* [TASK DETAILS]
Copy every line of the entries that includes the word "structured".

[Dataset rows describing interfaces]
--

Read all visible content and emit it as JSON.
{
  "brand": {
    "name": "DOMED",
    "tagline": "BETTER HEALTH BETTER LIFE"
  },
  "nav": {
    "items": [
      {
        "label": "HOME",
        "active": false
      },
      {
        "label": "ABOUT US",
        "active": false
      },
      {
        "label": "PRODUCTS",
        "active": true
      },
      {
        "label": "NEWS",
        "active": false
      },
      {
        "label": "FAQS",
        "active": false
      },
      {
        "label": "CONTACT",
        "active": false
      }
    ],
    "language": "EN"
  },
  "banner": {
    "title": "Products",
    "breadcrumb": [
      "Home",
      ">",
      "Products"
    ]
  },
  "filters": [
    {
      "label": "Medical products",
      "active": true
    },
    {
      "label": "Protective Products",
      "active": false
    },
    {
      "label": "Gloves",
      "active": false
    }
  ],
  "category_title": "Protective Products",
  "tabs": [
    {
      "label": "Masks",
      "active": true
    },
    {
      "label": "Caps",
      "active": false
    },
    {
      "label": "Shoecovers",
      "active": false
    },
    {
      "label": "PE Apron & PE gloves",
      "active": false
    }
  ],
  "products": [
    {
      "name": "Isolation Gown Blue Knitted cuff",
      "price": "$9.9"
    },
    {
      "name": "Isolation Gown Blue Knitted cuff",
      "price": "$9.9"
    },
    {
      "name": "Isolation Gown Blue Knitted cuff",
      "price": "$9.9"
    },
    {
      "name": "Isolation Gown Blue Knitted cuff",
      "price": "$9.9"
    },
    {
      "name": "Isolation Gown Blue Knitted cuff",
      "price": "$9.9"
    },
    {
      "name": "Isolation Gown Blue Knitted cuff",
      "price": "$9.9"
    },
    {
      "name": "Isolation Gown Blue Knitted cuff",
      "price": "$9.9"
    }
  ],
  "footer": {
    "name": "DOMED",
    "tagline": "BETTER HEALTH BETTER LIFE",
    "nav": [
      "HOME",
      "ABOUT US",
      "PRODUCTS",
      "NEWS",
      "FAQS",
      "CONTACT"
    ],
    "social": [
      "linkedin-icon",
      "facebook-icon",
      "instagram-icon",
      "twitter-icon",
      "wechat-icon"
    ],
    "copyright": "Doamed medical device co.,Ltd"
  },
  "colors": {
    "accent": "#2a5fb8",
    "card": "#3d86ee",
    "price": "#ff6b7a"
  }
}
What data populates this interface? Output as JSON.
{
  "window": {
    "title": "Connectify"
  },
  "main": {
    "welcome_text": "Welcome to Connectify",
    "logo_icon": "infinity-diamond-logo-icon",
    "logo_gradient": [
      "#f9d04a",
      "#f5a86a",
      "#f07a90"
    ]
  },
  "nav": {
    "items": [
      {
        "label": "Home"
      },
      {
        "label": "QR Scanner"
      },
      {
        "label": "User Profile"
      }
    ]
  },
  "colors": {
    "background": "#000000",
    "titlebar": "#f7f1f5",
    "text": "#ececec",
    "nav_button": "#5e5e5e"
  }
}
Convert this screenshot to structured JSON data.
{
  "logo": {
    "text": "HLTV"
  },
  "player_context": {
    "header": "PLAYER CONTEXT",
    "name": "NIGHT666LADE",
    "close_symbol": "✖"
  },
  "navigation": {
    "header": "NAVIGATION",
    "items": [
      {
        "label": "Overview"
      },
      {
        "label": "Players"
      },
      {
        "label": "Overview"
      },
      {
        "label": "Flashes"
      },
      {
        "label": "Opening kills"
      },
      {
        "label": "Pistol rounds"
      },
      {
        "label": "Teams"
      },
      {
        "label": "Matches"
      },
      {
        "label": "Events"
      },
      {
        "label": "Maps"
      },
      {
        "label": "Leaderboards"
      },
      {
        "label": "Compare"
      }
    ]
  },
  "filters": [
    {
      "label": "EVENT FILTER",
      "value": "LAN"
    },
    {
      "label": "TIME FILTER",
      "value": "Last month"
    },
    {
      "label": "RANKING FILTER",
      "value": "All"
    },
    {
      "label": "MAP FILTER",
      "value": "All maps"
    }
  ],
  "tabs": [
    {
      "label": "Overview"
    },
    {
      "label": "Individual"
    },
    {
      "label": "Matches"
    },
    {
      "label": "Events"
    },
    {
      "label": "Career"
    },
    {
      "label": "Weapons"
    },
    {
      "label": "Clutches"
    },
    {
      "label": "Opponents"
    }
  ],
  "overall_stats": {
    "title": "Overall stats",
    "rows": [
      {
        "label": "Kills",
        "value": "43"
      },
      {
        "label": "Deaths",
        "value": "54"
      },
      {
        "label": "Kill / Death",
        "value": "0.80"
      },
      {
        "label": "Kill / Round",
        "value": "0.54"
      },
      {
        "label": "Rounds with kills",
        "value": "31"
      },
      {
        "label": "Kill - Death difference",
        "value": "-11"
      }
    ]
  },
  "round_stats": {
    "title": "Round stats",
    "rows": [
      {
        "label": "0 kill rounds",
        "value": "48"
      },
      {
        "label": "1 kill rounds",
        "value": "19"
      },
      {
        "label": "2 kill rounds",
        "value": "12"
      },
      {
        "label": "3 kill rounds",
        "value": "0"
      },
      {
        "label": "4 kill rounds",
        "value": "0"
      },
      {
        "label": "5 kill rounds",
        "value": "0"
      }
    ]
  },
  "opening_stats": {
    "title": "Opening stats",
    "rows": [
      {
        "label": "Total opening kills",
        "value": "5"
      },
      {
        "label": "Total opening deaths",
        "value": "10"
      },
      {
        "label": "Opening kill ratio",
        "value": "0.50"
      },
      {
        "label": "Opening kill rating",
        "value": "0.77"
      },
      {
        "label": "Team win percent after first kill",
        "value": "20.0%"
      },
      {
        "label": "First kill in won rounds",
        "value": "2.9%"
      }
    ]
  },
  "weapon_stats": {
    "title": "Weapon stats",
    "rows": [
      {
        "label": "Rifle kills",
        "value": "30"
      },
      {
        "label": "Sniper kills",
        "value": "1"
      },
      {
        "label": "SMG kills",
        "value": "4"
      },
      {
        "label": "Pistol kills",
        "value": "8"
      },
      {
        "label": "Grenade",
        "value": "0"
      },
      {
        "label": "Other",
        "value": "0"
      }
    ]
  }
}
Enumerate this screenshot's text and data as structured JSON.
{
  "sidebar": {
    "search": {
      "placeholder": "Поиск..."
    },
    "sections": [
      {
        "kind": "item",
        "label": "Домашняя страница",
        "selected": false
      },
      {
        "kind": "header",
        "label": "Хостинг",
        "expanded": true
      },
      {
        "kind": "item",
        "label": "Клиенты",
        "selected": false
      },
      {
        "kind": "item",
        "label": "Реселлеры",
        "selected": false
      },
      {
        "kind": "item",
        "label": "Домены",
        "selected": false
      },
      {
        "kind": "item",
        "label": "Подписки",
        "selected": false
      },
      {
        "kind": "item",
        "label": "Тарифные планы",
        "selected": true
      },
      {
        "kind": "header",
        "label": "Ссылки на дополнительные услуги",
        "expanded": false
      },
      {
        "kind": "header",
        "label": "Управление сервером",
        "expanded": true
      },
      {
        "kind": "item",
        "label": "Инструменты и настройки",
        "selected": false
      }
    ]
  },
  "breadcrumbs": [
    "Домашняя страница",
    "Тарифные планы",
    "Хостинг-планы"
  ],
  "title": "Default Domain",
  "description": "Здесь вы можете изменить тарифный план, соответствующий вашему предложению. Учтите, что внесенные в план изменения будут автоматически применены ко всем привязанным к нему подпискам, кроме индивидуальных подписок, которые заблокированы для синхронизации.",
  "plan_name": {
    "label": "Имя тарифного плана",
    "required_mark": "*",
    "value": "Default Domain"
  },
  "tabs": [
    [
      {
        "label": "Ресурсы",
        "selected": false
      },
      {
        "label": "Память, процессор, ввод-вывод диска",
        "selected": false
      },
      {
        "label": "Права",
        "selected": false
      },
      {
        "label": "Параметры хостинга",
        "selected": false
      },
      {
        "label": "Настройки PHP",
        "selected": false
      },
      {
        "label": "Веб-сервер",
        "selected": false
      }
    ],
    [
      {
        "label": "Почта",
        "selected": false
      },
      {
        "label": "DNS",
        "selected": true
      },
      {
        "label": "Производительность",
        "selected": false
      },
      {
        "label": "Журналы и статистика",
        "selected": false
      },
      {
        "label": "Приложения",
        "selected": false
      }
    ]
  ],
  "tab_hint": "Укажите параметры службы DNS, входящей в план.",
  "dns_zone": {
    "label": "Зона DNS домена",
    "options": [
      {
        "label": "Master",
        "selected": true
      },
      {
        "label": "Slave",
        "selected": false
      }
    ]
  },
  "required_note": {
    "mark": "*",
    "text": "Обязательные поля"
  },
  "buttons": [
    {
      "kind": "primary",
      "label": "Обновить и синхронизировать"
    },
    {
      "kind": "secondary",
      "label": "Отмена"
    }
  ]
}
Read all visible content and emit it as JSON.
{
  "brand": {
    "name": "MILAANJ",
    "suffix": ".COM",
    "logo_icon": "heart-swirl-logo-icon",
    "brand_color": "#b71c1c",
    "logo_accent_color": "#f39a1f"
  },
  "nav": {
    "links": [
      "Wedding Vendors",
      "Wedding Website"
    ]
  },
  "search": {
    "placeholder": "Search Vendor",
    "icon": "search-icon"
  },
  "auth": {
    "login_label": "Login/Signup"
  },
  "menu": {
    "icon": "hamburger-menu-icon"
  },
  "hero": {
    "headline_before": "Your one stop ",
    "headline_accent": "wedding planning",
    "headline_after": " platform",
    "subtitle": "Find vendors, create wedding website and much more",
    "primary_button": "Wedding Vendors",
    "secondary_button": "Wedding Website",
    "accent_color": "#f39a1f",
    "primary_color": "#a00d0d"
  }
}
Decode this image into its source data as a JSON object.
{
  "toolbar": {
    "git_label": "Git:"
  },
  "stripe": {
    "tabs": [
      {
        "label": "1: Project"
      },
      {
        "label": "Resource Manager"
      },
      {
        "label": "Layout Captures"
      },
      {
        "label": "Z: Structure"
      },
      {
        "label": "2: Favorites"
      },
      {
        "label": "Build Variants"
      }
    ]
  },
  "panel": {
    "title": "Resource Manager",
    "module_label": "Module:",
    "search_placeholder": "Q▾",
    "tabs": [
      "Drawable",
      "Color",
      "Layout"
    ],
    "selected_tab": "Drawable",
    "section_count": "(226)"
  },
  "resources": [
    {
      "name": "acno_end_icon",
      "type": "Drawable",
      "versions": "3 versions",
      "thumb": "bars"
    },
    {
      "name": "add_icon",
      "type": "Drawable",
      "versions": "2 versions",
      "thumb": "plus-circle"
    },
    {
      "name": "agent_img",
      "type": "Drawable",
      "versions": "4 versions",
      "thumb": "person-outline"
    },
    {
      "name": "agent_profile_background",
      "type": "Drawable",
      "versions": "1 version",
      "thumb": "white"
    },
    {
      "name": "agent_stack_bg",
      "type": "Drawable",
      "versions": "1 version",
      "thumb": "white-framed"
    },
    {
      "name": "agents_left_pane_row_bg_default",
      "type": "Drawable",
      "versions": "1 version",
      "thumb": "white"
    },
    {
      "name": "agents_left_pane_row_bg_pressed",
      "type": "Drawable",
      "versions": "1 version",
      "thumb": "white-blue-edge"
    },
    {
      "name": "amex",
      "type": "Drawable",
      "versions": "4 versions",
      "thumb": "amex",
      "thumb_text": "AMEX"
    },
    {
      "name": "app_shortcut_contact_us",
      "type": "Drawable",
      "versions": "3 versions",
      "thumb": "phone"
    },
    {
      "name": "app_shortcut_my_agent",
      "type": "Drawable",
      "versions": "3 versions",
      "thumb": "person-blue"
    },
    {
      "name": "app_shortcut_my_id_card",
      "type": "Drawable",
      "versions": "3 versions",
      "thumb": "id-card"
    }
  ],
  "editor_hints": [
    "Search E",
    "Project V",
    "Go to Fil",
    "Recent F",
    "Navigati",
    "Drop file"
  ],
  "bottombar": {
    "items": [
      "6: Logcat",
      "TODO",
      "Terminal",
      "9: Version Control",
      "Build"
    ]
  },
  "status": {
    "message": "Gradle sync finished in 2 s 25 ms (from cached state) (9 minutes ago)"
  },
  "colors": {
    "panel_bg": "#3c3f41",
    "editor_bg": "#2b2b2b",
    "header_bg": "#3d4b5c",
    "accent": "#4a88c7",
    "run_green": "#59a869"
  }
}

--

* [RESULT]
Convert this screenshot to structured JSON data.
Enumerate this screenshot's text and data as structured JSON.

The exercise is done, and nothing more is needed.